**Prompt:**
Each entry has to be copied exactly, with nothing missed.

**Data for this exercise:**
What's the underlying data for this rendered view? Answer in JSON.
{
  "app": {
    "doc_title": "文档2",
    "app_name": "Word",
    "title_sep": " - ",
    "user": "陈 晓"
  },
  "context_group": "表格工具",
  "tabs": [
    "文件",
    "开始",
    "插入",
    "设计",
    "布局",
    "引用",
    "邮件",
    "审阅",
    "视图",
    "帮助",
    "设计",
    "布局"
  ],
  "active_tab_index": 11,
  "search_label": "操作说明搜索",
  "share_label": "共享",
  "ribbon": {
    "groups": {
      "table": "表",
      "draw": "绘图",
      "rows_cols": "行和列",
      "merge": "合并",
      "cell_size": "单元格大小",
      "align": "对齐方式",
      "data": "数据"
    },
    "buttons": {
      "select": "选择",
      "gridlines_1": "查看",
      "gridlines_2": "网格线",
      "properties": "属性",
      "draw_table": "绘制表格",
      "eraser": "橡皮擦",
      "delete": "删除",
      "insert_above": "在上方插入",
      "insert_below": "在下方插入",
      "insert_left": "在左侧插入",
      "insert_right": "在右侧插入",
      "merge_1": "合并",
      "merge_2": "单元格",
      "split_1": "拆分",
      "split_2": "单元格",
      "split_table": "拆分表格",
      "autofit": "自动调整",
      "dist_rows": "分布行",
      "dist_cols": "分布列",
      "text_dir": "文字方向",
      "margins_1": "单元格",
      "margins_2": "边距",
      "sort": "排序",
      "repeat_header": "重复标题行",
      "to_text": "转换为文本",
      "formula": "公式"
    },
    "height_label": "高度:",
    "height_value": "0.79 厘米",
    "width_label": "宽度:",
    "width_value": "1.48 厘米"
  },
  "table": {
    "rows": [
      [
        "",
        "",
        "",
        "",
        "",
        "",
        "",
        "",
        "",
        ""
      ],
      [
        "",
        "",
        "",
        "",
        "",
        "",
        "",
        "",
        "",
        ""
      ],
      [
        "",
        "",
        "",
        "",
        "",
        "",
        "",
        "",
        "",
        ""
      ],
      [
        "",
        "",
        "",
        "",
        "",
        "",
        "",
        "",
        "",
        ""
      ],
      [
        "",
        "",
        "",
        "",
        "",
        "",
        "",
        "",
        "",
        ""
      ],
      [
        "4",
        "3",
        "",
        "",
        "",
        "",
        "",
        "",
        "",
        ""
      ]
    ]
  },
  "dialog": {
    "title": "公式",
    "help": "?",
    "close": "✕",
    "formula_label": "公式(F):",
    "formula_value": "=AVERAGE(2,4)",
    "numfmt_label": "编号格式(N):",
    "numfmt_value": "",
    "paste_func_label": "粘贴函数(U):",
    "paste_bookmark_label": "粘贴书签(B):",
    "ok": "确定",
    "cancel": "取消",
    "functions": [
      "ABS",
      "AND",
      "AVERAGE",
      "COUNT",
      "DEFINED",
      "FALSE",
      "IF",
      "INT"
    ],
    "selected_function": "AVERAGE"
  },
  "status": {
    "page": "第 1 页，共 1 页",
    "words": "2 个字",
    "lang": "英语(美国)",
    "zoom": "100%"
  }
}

**Solution:**
What's the underlying data for this rendered view? Answer in JSON.
{
  "app": {
    "doc_title": "文档2",
    "app_name": "Word",
    "title_sep": " - ",
    "user": "陈 晓"
  },
  "context_group": "表格工具",
  "tabs": [
    "文件",
    "开始",
    "插入",
    "设计",
    "布局",
    "引用",
    "邮件",
    "审阅",
    "视图",
    "帮助",
    "设计",
    "布局"
  ],
  "active_tab_index": 11,
  "search_label": "操作说明搜索",
  "share_label": "共享",
  "ribbon": {
    "groups": {
      "table": "表",
      "draw": "绘图",
      "rows_cols": "行和列",
      "merge": "合并",
      "cell_size": "单元格大小",
      "align": "对齐方式",
      "data": "数据"
    },
    "buttons": {
      "select": "选择",
      "gridlines_1": "查看",
      "gridlines_2": "网格线",
      "properties": "属性",
      "draw_table": "绘制表格",
      "eraser": "橡皮擦",
      "delete": "删除",
      "insert_above": "在上方插入",
      "insert_below": "在下方插入",
      "insert_left": "在左侧插入",
      "insert_right": "在右侧插入",
      "merge_1": "合并",
      "merge_2": "单元格",
      "split_1": "拆分",
      "split_2": "单元格",
      "split_table": "拆分表格",
      "autofit": "自动调整",
      "dist_rows": "分布行",
      "dist_cols": "分布列",
      "text_dir": "文字方向",
      "margins_1": "单元格",
      "margins_2": "边距",
      "sort": "排序",
      "repeat_header": "重复标题行",
      "to_text": "转换为文本",
      "formula": "公式"
    },
    "height_label": "高度:",
    "height_value": "0.79 厘米",
    "width_label": "宽度:",
    "width_value": "1.48 厘米"
  },
  "table": {
    "rows": [
      [
        "",
        "",
        "",
        "",
        "",
        "",
        "",
        "",
        "",
        ""
      ],
      [
        "",
        "",
        "",
        "",
        "",
        "",
        "",
        "",
        "",
        ""
      ],
      [
        "",
        "",
        "",
        "",
        "",
        "",
        "",
        "",
        "",
        ""
      ],
      [
        "",
        "",
        "",
        "",
        "",
        "",
        "",
        "",
        "",
        ""
      ],
      [
        "",
        "",
        "",
        "",
        "",
        "",
        "",
        "",
        "",
        ""
      ],
      [
        "4",
        "3",
        "",
        "",
        "",
        "",
        "",
        "",
        "",
        ""
      ]
    ]
  },
  "dialog": {
    "title": "公式",
    "help": "?",
    "close": "✕",
    "formula_label": "公式(F):",
    "formula_value": "=AVERAGE(2,4)",
    "numfmt_label": "编号格式(N):",
    "numfmt_value": "",
    "paste_func_label": "粘贴函数(U):",
    "paste_bookmark_label": "粘贴书签(B):",
    "ok": "确定",
    "cancel": "取消",
    "functions": [
      "ABS",
      "AND",
      "AVERAGE",
      "COUNT",
      "DEFINED",
      "FALSE",
      "IF",
      "INT"
    ],
    "selected_function": "AVERAGE"
  },
  "status": {
    "page": "第 1 页，共 1 页",
    "words": "2 个字",
    "lang": "英语(美国)",
    "zoom": "100%"
  }
}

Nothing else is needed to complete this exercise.